Source Article

Mar
30

Intelligent Transportation Systems – Vehicle to Infrastructure (V2I) Deployment Guidance and Resources

Vehicle-to-Infrastructure (V2I) Resources

Vehicle-to-Infrastructure (V2I) is the next generation of Intelligent Transportation Systems (ITS). V2I technologies capture vehicle-generated traffic data, wirelessly providing information such as advisories from the infrastructure to the vehicle that inform the driver of safety, mobility, or environment-related conditions. State and local agencies are likely to install V2I infrastructure alongside or integrated with existing ITS equipment. Because of this, the majority of V2I deployments may qualify for similar federal-aid programs as ITS deployments, if the deploying agency meets certain eligibility requirements.

This page lists a broad range of resources that help planners, transportation engineers, decision-makers, and other involved in the ITS deployment process with valuable information about V2I technologies.

For Transportation Planners

Vehicle-To-Infrastructure (V2i) Message Lexicon – To help with Vehicle-to-Infrastructure (V2I) deployments, a V2I Message Lexicon was developed that explains the relationships and concepts for V2I messages and identifies the ITS standards where they may be found. This lexicon document provides a brief history and background for connected vehicle (CV) and infrastructure-focused standards that relate to CV V2I applications, and explain the construction of V2I messages using current communications standards. Additional information is provided to help understand concepts and activities that are related to V2I messages and briefly review recent and forthcoming standards that support CV applications.
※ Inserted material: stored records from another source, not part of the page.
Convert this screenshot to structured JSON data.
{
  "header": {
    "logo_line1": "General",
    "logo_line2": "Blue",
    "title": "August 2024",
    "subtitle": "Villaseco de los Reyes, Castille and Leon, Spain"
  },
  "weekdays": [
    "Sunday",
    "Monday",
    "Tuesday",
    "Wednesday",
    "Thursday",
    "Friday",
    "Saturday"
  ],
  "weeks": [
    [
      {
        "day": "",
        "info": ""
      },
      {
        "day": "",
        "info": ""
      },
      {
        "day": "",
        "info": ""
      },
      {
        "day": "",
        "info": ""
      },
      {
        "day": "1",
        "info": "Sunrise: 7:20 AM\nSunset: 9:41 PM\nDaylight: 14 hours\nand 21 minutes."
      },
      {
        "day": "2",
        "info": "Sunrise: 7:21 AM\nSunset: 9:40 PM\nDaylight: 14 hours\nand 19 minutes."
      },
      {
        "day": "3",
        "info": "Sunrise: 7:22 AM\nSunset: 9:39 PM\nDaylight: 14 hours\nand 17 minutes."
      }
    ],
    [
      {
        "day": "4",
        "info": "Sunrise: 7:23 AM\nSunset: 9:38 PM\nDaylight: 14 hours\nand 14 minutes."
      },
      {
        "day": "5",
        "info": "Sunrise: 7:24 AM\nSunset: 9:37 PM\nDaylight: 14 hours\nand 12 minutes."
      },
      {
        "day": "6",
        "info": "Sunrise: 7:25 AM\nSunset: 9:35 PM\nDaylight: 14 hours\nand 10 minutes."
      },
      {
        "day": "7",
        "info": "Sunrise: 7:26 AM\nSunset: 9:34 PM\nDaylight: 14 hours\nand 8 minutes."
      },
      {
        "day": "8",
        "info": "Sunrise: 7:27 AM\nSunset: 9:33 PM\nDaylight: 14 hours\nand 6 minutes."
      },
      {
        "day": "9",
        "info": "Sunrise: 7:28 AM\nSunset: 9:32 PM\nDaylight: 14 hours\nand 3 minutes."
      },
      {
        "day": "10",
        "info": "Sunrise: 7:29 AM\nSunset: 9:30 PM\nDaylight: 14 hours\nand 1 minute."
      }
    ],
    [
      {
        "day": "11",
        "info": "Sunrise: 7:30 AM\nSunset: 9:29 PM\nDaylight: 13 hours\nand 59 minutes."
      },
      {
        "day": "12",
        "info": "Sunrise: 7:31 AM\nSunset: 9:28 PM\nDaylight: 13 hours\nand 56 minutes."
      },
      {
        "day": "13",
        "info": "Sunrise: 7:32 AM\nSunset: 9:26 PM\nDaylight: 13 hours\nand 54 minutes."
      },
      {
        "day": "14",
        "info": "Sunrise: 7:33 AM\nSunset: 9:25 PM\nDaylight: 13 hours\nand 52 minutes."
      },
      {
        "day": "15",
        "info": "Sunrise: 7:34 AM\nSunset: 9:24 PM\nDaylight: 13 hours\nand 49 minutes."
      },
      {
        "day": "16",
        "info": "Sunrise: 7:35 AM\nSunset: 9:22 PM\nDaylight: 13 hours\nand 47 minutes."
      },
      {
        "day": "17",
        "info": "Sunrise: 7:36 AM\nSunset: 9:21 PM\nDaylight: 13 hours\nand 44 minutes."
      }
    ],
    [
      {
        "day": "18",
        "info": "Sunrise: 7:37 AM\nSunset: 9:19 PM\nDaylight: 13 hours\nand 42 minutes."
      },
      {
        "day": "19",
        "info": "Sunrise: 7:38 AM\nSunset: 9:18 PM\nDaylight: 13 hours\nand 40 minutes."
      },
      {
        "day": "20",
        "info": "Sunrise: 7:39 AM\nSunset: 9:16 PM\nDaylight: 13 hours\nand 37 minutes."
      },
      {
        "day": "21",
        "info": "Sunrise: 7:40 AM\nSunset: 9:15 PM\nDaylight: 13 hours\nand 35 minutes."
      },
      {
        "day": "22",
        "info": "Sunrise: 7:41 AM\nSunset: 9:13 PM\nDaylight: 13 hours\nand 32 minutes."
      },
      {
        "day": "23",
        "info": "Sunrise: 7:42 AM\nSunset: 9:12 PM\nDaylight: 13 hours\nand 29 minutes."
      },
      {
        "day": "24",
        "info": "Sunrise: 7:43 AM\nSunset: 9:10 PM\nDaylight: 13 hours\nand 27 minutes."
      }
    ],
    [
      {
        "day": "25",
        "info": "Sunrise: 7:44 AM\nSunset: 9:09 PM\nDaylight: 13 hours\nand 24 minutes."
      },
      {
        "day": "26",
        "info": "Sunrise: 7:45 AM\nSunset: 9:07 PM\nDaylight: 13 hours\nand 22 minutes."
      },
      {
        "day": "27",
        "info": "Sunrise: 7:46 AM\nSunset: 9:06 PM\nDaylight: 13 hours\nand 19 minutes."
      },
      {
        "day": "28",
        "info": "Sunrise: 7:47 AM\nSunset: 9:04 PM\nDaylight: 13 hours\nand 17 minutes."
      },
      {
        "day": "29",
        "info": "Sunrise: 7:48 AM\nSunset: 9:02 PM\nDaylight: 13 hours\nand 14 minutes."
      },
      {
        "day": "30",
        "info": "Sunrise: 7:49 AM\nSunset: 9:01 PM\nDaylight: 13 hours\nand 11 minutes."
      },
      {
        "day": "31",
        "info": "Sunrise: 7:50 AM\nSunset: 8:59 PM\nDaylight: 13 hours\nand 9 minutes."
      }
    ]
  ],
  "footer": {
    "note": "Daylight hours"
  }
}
The FHWA Fact Sheet, Environmental Justice Consideration for Connected and Automated Vehicles provides information on the benefits and challenges associated with the deployment of connected and automated vehicles and considerations to help address potential negative impacts on EJ populations. The Fact Sheet describes differences between connected vehicles and automated vehicles, highlights deployment scenarios and implications for environmental justice populations, and provides Federal resources to address the issue.

Connected Vehicle Impacts on Transportation Planning Primer – This report summarizes the results of the findings and recommendations of the study and provides planners with a primer on how to begin to address the impacts of connected and automated vehicle technology in their work. The first section includes a summary description of the technologies and potential impacts. The following section includes a summary of potential impacts on planning goals, objectives, products, tools, and data. Impacts are identified as short-term (0 to 5 years), medium-term (5 to 20 years), or long-term (over 20 years). Impacts are then further examined in a series of case studies designed to help planners incorporate these technologies into their planning products.

Connected Vehicle Impacts on Transportation Planning Desk Reference – This report provides planners with a primer on how to begin to address the impacts of connected and automated vehicle technology in their work. The first section includes a summary description of the technologies and potential impacts. The following section includes a summary of potential impacts on planning goals, objectives, products, tools, and data. Impacts are identified as short-term (0 to 5 years), medium-term (5 to 20 years), or long-term (over 20 years). Impacts are then further examined in a series of case studies designed to help planners incorporate these technologies into their planning products.

Technical Memorandum #2: